If someone is willing to do something for you, take that time to accomplish something else.
#36. Shoddy Work
You’re going to waste 100% of your time doing something if you decide to take shortcuts or do it incorrectly.
In addition to that, going the super cheap route (fully knowing it won’t last) will use more time in the long run.
Although it may take more time in the present, it will save time in the future if done correctly.
#37. Having Too Many Options
Too many options are also a byproduct of clutter. Having a million choices can get overwhelming and lead to decision paralysis.
Too many choices will have you frozen between needing to decide and actually making the decision.
Have you ever taken hours to get dressed because you’re sifting through all your options? Assuming you only had a few choices, the process would be much quicker.
Keep your options to a minimum!
#38. Being Easily Offended
People who are easily offended invest a lot of time in their offense, which is one of the ways you waste your time.
Pouting, getting upset/angry, and arguing occur when someone gets easily offended, and it becomes a habit of finding reasons to be offended.
Pouring tons of energy into negative feelings will only hold you back–if you want to save time, learn to let go and make room for better things!
#39. Victimhood Mentality
Also known as the mindset of helplessness, saying you can’t do something because of X, Y, and Z (despite others being able to do it) becomes a victimhood mentality.
People with this mentality tend to rant about why they can’t do something until someone else comes and does it for them.
Having this mindset can hold you back from many things, such as
- Taking action
- Being productive
- Being efficient
- Growing as an individual
Learn to overcome the obstacles holding you back and take matters into your own hands! It’ll save you from having to ask someone else in the future.
#40. Negative/Unhelpful Mindset
This refers to personality traits, habits, and a mindset that’s not on board with what you’re going to be doing– it adds an extra level of resistance.
Resistance slows things down and adds friction, right?
If you’re talking about putting the patio furniture away, but you’re not mentally on board with it, you’re not optimized. As a result, the whole process takes longer, you’re sluggish, and it’s less pleasurable to follow through with that task.
Getting your mindset on board is one of the first things I tell people when we talk about creating a holistic, clutter-free space (or just decluttering a drawer.)Things will be quicker, easier, and more pleasurable in the process!
So, are you guilty of wasting your time with these bad habits?
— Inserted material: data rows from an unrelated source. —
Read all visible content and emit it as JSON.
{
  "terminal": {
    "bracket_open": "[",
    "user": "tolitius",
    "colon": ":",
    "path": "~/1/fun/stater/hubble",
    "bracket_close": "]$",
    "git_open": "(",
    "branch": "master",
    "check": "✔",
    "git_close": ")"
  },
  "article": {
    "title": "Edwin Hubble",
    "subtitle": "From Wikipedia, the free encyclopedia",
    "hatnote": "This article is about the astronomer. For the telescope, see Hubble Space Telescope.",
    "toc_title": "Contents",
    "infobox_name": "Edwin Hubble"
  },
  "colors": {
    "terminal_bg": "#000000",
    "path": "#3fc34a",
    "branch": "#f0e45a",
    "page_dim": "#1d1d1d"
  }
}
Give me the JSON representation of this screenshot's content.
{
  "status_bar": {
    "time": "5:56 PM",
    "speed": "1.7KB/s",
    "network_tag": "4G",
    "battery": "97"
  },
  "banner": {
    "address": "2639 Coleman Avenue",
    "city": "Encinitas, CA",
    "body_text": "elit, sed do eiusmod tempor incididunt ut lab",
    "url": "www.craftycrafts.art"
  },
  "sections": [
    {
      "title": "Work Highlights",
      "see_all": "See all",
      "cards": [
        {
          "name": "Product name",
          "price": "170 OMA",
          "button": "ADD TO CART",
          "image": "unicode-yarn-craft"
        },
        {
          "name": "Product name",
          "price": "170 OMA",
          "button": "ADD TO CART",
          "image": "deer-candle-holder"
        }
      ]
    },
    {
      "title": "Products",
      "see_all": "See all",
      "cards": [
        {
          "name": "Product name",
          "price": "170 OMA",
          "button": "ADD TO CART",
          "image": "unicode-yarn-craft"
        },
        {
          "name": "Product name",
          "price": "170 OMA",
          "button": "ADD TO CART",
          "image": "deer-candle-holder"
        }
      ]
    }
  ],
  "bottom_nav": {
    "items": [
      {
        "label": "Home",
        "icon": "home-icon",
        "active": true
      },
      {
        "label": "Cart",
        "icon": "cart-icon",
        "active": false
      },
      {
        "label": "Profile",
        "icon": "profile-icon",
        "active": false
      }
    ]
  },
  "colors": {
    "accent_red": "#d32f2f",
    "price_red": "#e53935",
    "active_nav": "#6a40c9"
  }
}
In closing, we all waste time (sometimes.). If we identify the things that are wasting our time, we can eliminate them from our lives and focus on what’s important.
What changes will you make to use your time more effectively?